by Erik Maloy

When I became pastor of First Church in Charlestown -- one of the oldest churches in Boston -- in July 2015, a large portion of our community thought that the church was closed, and the building was abandoned. The congregation consisted of about eight older people who had been attending the church for decades. We have grown slowly over the last three years, and we have been blessed to see people begin to grow stronger in their faith in that time. One of the challenges of pastoring a small church is that the church is unable to provide a full-time salary for me, and I am currently bi-vocational.  

I see Paul as a great example for pastors who are in the same position that I am. In Acts 18, we see that he used his skill as a tent maker to be able to work a trade and presumably support himself. In this season of life and ministry, I am working as a high school math and engineering teacher. It is a great job because I am able to always have weekends, school vacations and holidays off of work. This allows me to spend time with my family and never have to worry about switching a schedule to make sure that I have Sunday mornings or evenings off. Summer vacation also gives me a couple of months to work full time at the church. Since I am not a native New England resident, I am able to learn more about the culture of the region to which God has called me to minister by working alongside the people. This is a valuable learning experience that I would not have if I were not bi-vocational.I also have the financial freedom to give generously and provide for my family.

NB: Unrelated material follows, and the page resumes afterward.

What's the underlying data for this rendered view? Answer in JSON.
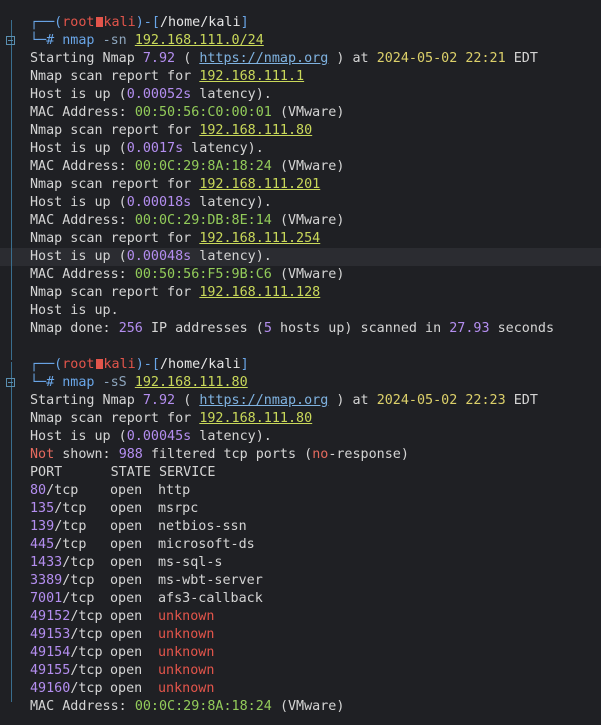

Another benefit is that I am forced to interact with people outside of my church, most of whom are non-believers. As a teacher, there are some limits on how I can talk about my faith to my co-workers and students, but God has provided opportunities. Even though I am somewhat restricted on what I can say, my job is still an extension of my ministry. As a teacher in a low-income urban school district, many of my students come from a difficult situation, lack a positive male role model and need an adult who cares about them. While I may not always be able to share the Gospel, I feel that God has placed me there to show His love to these students who may not have a stable, supportive adult in their lives. It is a blessing to be in this situation. 

It is also difficult to be bi-vocational. One of the biggest challenges is finding time to get everything done. While that is a struggle in all ministry positions, it becomes increasingly harder when 40 hours of every week are dedicated to another job. I often miss community meetings that I am invited to because they take place during my working hours. There is very little in the way of free time, as I am often using my time in the evenings to write sermons, grade papers and do the rest of the work for church that I am not able to do during the day. I find it hard to make time for activities that I enjoy or even to get into a regular workout routine because of the extended hours required.

Despite the added workload, I find bi-vocational ministry to be a blessing. The hours are long, and the work seems to never end, but I feel like God is truly using me to make a difference in both the church I am serving, and in the job that allows me to serve in the church.

Erik Maloy is the pastor of First Church in Charlestown, in Charlestown, MA. He is the co-host of the Practical Church Revitalization Podcast and blogs at www.ErikMaloy.net.